Jerry Cahill has a lively spirit. Two days after turning 62 years old, he began a mission that he hopes inspires children dealing with the same condition he has.
Mr. Cahill suffers from cystic fibrosis (CF), a genetic disease that affects more than 30,000 people in the US and 70,000 worldwide. On June 29, he kicked off a 100-mile bike ride from Cohen Children’s Medical Center to Montauk. And he plans to complete a “century ride” in each of the 50 states “as a personal goal and a challenge.”
His goal: prove to children living with CF and their parents that their lives aren’t over.
“People with CF are normal,” Mr. Cahill said. “They can do things, and it’s important to believe that you are normal."
An active life with cystic fibrosis

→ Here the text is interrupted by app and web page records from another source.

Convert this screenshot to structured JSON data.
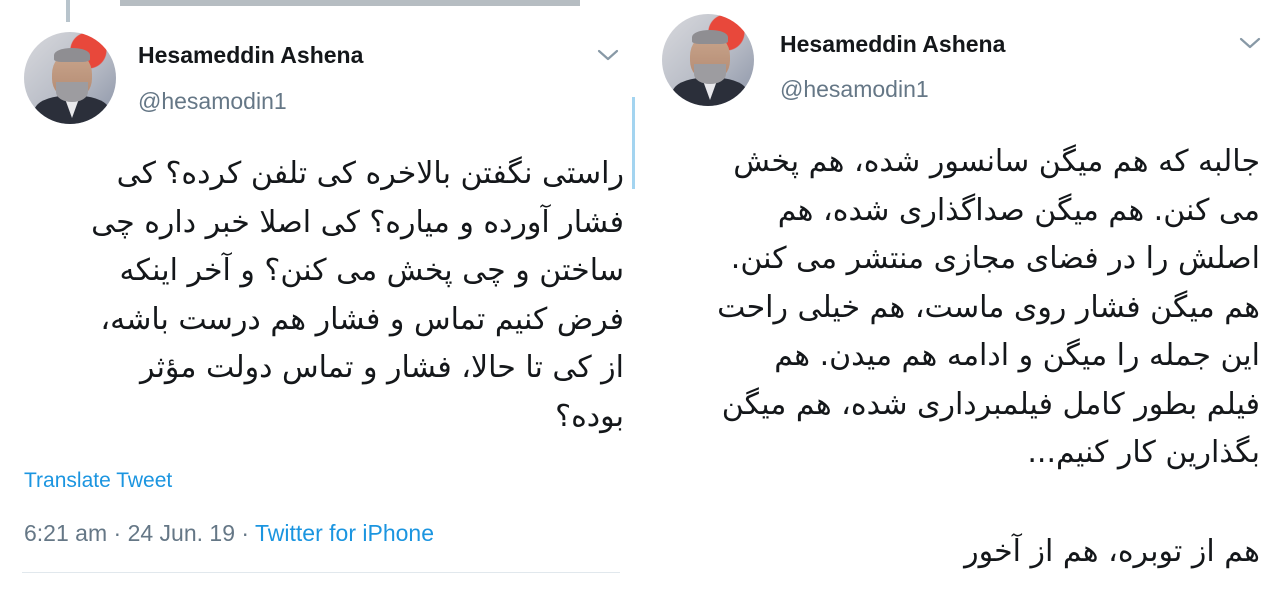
{
  "left_tweet": {
    "author_name": "Hesameddin Ashena",
    "handle": "@hesamodin1",
    "text": "راستی نگفتن بالاخره کی تلفن کرده؟ کی\nفشار آورده و میاره؟ کی اصلا خبر داره چی\nساختن و چی پخش می کنن؟ و آخر اینکه\nفرض کنیم تماس و فشار هم درست باشه،\nاز کی تا حالا، فشار و تماس دولت مؤثر\nبوده؟",
    "translate_label": "Translate Tweet",
    "time": "6:21 am",
    "date": "24 Jun. 19",
    "separator": "·",
    "source": "Twitter for iPhone",
    "avatar_icon": "profile-photo",
    "menu_icon": "chevron-down-icon"
  },
  "right_tweet": {
    "author_name": "Hesameddin Ashena",
    "handle": "@hesamodin1",
    "text": "جالبه که هم میگن سانسور شده، هم پخش\nمی کنن. هم میگن صداگذاری شده، هم\nاصلش را در فضای مجازی منتشر می کنن.\nهم میگن فشار روی ماست، هم خیلی راحت\nاین جمله را میگن و ادامه هم میدن. هم\nفیلم بطور کامل فیلمبرداری شده، هم میگن\nبگذارین کار کنیم...",
    "text_end": "هم از توبره، هم از آخور",
    "avatar_icon": "profile-photo",
    "menu_icon": "chevron-down-icon"
  },
  "colors": {
    "text": "#14171a",
    "secondary": "#657786",
    "link": "#1b95e0",
    "divider": "#e1e8ed",
    "thread_line": "#a3d4f0"
  }
}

Mr. Cahill is an optimist. Regardless of the situation, he believes “there is nothing you can’t achieve.” He’s living proof that anything is possible for someone with CF.

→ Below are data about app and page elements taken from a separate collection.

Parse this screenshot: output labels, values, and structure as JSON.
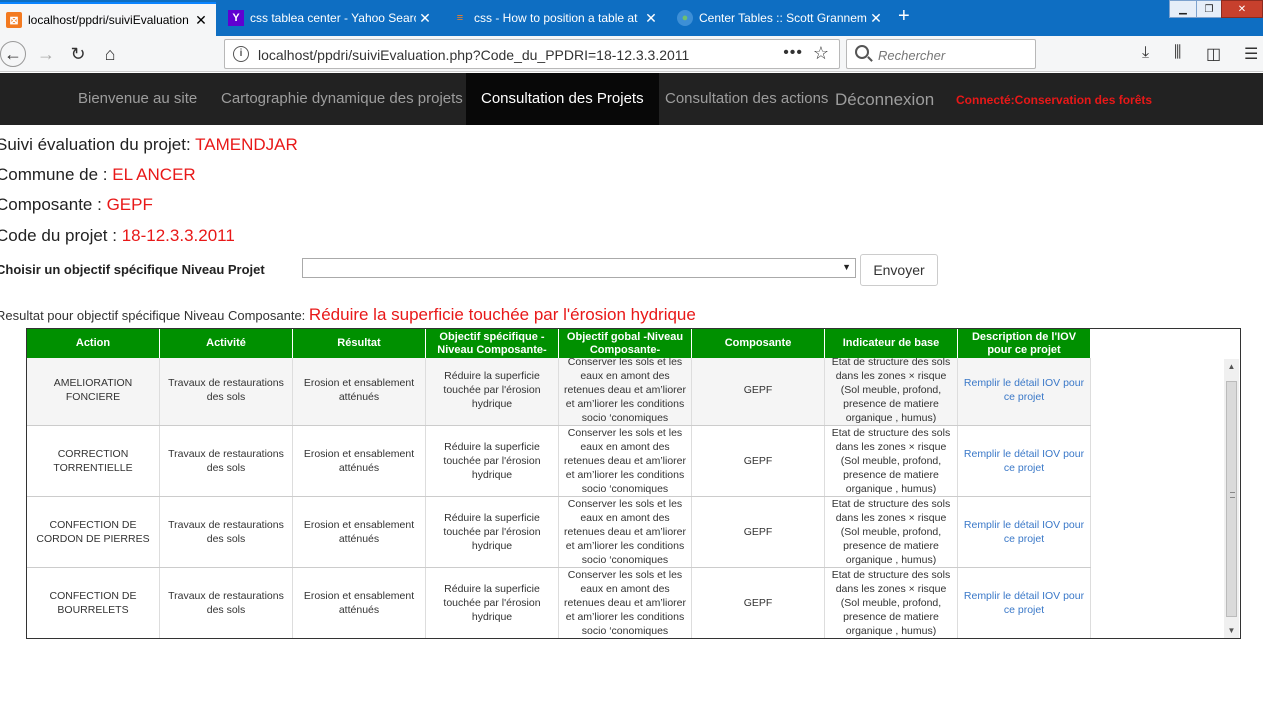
{
  "browser": {
    "tabs": [
      {
        "title": "localhost/ppdri/suiviEvaluation",
        "icon": "xampp-icon"
      },
      {
        "title": "css tablea center - Yahoo Searc",
        "icon": "yahoo-icon"
      },
      {
        "title": "css - How to position a table at",
        "icon": "stackoverflow-icon"
      },
      {
        "title": "Center Tables :: Scott Grannem",
        "icon": "globe-icon"
      }
    ],
    "url_host": "localhost",
    "url_path": "/ppdri/suiviEvaluation.php?Code_du_PPDRI=18-12.3.3.2011",
    "search_placeholder": "Rechercher"
  },
  "sitenav": {
    "items": [
      "Bienvenue au site",
      "Cartographie dynamique des projets",
      "Consultation des Projets",
      "Consultation des actions"
    ],
    "active_index": 2,
    "logout": "Déconnexion",
    "connected": "Connecté:Conservation des forêts"
  },
  "project": {
    "suivi_label": "Suivi évaluation du projet:",
    "suivi_value": "TAMENDJAR",
    "commune_label": "Commune de :",
    "commune_value": "EL ANCER",
    "composante_label": "Composante :",
    "composante_value": "GEPF",
    "code_label": "Code du projet :",
    "code_value": "18-12.3.3.2011"
  },
  "form": {
    "choose_label": "Choisir un objectif spécifique Niveau Projet",
    "select_value": "",
    "submit_label": "Envoyer"
  },
  "result": {
    "label": "Resultat pour objectif spécifique Niveau Composante:",
    "value": "Réduire la superficie touchée par l'érosion hydrique"
  },
  "table": {
    "headers": [
      "Action",
      "Activité",
      "Résultat",
      "Objectif spécifique -Niveau Composante-",
      "Objectif gobal -Niveau Composante-",
      "Composante",
      "Indicateur de base",
      "Description de l'IOV pour ce projet"
    ],
    "rows": [
      [
        "AMELIORATION FONCIERE",
        "Travaux de restaurations des sols",
        "Erosion et ensablement atténués",
        "Réduire la superficie touchée par l'érosion hydrique",
        "Conserver les sols et les eaux en amont des retenues deau et am’liorer et am’liorer les conditions socio ‘conomiques",
        "GEPF",
        "Etat de structure des sols dans les zones × risque (Sol meuble, profond, presence de matiere organique , humus)",
        "Remplir le détail IOV pour ce projet"
      ],
      [
        "CORRECTION TORRENTIELLE",
        "Travaux de restaurations des sols",
        "Erosion et ensablement atténués",
        "Réduire la superficie touchée par l'érosion hydrique",
        "Conserver les sols et les eaux en amont des retenues deau et am’liorer et am’liorer les conditions socio ‘conomiques",
        "GEPF",
        "Etat de structure des sols dans les zones × risque (Sol meuble, profond, presence de matiere organique , humus)",
        "Remplir le détail IOV pour ce projet"
      ],
      [
        "CONFECTION DE CORDON DE PIERRES",
        "Travaux de restaurations des sols",
        "Erosion et ensablement atténués",
        "Réduire la superficie touchée par l'érosion hydrique",
        "Conserver les sols et les eaux en amont des retenues deau et am’liorer et am’liorer les conditions socio ‘conomiques",
        "GEPF",
        "Etat de structure des sols dans les zones × risque (Sol meuble, profond, presence de matiere organique , humus)",
        "Remplir le détail IOV pour ce projet"
      ],
      [
        "CONFECTION DE BOURRELETS",
        "Travaux de restaurations des sols",
        "Erosion et ensablement atténués",
        "Réduire la superficie touchée par l'érosion hydrique",
        "Conserver les sols et les eaux en amont des retenues deau et am’liorer et am’liorer les conditions socio ‘conomiques",
        "GEPF",
        "Etat de structure des sols dans les zones × risque (Sol meuble, profond, presence de matiere organique , humus)",
        "Remplir le détail IOV pour ce projet"
      ]
    ]
  },
  "colors": {
    "accent_red": "#e81818",
    "header_green": "#009000",
    "nav_dark": "#222222",
    "link_blue": "#3a78c8"
  }
}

Diagnosed at age 10, Mr. Cahill began treatment at Cohen Children’s and continued as a patient there for many years. CF is a progressive, genetic disease. Many endure tenacious lung infections that can limit the ability to breathe.
When Mr. Cahill was diagnosed, the life expectancy for a child with CF was between 16-18 years. His parents, however, thought differently. They decided that if their son wasn’t destined for a long life, he would maximize his time with his brothers, playing football, basketball and baseball, as well as running and pole vaulting.
The plan worked. And Mr. Cahill is now a powerful advocate for exercise, crediting his pole vault experience and physical fitness regimen with his longevity. His documentary, Up for Air, followed his journey through training, treatments and a double lung transplant — all with the goal of shedding new light on the prospect of living with CF.
Bringing CF awareness
In celebration of his 62nd birthday on June 27, Mr. Cahill decided that the century rides would be the perfect way “to bring awareness to the disease and to show people with CF that everything is possible.”
He is an ambassador for the Boomer Esiason Foundation, an organization that raises money and awareness for CF. Prior to his ride to Montauk, Mr. Cahill was introduced to the well-wishers by Katherine Sneddon, a 23-year-old CF patient who is currently pursuing an advanced degree in physical therapy. Much like Mr. Cahill, Ms. Sneddon maintains that exercise contributes greatly to her positive mental attitude.
“Exercise is not only vital to staying healthy, but it also helps me stay engaged in my life,” said Ms. Sneddon. “I’m so much more than a person with an illness. I’m an athlete.”
The Levittown resident explained how a life spent playing soccer and lacrosse, and running track has kept her healthy.
“Like Jerry, it’s helped me fight infection, clear my lungs and stay positive,” she said. “I run marathons and participate in 5-borough bike tours. For me, exercise is medicine.”
Joan DeCelie-Germana, MD, the pediatric pulmonologist who treats Ms. Sneddon at Cohen Children’s, said that the hospital’s Cystic Fibrosis Center has been providing comprehensive care to CF patients from infancy to adulthood for almost 50 years.
“The hospital is accredited by the National Cystic Fibrosis Foundation, a designation reserved for those centers that meet the highest standards in cystic fibrosis diagnosis, treatment, education and research,” she said. “We are also designated as a research site for the CF Therapeutics Development Network — the largest CF clinical trials network in the world.
Crossing the finish line in Montauk
Mr. Cahill, who bikes about 12 miles an hour, expected to arrive in Montauk about about 8 p.m. As he strapped on his bike helmet and prepared to start the trip, he had one final thought for well-wishers.
“I’m not running a race,” he said. “I expect that these rides will take me through 2018 and 2019. My goal is to let others know that you can succeed at anything if you believe."